In a unanimous decision Wednesday in the case, In the Matter of Carrillo v. SAIF Corp., the Oregon Court of Appeals held that the board failed to properly consider the alleged lifting injury and preexisting symptoms as a “combined condition.”
Mario Carrillo filed a workers comp claim for an injury to his left shoulder after a day of heaving lifting at work. Salem, Oregon-based State Accident Insurance Fund Corp. denied the claim on the basis that the work injury, combined with preexisting conditions, was not the major contributing cause of his shoulder pain.
The workers compensation board agreed with SAIF, holding that Mr. Carrillo did have a preexisting condition in his left shoulder that was supported by substantial evidence.

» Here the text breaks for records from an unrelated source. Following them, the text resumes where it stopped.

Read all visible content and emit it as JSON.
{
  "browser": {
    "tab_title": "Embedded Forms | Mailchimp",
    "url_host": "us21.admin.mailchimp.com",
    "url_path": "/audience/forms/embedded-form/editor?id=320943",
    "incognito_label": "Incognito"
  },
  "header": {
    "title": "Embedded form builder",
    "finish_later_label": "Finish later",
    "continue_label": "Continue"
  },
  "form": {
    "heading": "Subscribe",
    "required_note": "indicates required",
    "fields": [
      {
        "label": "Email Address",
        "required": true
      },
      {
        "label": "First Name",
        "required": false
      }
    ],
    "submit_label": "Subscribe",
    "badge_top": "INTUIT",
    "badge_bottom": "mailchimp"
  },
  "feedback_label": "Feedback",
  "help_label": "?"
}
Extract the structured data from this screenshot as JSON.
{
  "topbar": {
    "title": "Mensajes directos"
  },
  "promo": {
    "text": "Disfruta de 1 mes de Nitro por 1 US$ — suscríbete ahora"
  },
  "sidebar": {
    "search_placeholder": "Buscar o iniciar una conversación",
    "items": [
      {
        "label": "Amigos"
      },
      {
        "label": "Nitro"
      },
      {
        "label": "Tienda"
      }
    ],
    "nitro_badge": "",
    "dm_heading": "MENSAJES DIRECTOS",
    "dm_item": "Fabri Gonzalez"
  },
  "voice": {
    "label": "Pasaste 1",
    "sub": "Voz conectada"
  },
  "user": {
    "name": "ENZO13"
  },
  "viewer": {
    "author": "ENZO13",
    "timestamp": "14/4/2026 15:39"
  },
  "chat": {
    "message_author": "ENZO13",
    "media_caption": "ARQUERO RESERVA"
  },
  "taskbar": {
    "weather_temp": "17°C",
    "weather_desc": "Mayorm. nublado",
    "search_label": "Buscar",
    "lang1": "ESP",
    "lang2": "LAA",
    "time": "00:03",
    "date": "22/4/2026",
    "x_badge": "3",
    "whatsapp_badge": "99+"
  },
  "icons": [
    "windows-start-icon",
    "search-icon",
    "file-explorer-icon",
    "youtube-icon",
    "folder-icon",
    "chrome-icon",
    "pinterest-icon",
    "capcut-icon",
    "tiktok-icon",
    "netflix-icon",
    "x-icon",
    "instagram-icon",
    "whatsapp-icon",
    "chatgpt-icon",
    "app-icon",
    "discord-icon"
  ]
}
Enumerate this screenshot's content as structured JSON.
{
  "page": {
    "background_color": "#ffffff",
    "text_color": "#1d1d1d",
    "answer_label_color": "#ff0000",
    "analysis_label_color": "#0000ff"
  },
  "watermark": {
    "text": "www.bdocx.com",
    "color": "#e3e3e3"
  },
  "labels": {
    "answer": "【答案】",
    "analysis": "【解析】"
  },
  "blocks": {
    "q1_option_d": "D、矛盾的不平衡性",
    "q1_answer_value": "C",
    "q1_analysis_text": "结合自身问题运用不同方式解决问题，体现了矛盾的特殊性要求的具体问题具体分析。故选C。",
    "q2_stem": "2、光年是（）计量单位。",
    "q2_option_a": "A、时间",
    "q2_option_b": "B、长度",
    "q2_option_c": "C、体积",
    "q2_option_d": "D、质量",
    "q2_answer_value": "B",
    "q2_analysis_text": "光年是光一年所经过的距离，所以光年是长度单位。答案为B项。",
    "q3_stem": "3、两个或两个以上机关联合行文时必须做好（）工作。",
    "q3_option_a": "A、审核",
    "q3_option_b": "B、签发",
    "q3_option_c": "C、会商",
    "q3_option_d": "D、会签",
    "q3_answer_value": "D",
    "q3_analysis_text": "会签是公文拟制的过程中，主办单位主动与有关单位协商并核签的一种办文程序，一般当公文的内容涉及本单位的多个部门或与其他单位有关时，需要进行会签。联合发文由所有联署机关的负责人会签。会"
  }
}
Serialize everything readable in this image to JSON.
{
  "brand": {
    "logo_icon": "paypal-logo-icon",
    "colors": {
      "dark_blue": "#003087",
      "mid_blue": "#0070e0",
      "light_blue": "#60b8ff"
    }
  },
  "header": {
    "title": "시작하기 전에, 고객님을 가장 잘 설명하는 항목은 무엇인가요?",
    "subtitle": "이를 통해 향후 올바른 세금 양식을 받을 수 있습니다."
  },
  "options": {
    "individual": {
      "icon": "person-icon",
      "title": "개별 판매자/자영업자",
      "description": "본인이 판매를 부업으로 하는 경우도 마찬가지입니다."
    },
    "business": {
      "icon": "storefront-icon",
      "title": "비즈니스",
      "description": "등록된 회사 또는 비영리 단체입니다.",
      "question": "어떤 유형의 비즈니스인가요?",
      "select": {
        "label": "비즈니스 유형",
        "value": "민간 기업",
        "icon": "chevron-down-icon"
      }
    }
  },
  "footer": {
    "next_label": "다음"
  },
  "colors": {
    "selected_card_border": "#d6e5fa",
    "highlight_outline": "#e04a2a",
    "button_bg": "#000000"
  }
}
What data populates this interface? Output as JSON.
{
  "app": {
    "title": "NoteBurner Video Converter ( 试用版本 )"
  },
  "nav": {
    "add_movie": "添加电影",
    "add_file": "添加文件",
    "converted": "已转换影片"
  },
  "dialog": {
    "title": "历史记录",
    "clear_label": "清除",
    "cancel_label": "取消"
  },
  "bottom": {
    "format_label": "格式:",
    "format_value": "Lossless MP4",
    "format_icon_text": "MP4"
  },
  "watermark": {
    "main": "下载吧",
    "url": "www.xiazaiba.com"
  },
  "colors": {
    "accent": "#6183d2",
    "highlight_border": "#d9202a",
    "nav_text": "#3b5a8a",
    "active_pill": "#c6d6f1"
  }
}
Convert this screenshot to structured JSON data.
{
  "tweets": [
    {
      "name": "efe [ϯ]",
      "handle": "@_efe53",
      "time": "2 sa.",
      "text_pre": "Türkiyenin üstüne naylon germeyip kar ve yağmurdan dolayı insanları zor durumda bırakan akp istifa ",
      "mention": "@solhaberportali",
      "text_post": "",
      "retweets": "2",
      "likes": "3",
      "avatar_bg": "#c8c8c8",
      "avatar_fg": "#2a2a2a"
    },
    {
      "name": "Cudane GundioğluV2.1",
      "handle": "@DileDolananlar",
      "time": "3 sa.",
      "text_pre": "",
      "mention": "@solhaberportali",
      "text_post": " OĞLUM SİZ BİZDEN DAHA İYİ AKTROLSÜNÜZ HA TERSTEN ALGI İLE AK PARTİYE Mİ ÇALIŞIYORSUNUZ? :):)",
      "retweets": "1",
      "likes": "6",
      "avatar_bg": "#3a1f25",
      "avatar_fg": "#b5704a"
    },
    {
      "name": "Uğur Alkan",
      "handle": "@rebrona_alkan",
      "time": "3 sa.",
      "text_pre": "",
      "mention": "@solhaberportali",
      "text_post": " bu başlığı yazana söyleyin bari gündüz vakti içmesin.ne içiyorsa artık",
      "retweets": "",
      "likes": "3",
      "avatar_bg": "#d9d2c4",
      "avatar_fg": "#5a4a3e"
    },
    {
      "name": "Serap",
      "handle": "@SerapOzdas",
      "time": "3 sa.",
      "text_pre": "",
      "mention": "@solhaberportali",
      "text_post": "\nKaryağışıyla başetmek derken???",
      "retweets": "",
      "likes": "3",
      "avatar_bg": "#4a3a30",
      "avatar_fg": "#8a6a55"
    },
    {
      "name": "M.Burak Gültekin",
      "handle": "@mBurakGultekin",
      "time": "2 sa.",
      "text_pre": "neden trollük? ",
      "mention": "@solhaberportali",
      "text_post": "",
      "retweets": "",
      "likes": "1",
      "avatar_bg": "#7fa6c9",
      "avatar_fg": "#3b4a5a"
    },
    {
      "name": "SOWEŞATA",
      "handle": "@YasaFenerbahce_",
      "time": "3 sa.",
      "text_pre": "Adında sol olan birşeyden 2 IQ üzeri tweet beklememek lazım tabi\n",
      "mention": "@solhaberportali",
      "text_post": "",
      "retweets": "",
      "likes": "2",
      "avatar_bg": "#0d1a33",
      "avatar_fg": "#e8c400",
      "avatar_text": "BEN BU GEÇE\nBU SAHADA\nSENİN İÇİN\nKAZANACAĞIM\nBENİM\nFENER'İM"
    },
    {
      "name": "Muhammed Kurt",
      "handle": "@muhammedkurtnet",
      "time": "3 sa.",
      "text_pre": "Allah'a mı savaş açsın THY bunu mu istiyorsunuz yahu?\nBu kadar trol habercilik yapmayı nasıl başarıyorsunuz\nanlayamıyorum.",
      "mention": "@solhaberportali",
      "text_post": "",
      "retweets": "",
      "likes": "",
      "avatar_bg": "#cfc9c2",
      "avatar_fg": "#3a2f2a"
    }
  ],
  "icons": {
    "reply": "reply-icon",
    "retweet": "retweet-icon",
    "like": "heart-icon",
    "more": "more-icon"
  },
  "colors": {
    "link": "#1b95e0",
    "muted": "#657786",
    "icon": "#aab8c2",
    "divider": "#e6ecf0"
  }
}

The appellate court reversed the decision, saying the board had not explicitly resolved the issue as to whether Mr. Carrillo experienced a new injury on the day of heavy lifting or whether the lifting was a contributing cause of his disability that led to the need for treatment for the preexisting shoulder injury.
The appellate court noted that in the Oregon Supreme Court’s 2014 decision in Brown v. SAIF the term “combined condition” suggests two separate conditions that combine and that the board erred in failing to consider whether Mr. Carrillo’s “symptomatic flareup is compensable as a worsening of his preexisting condition.”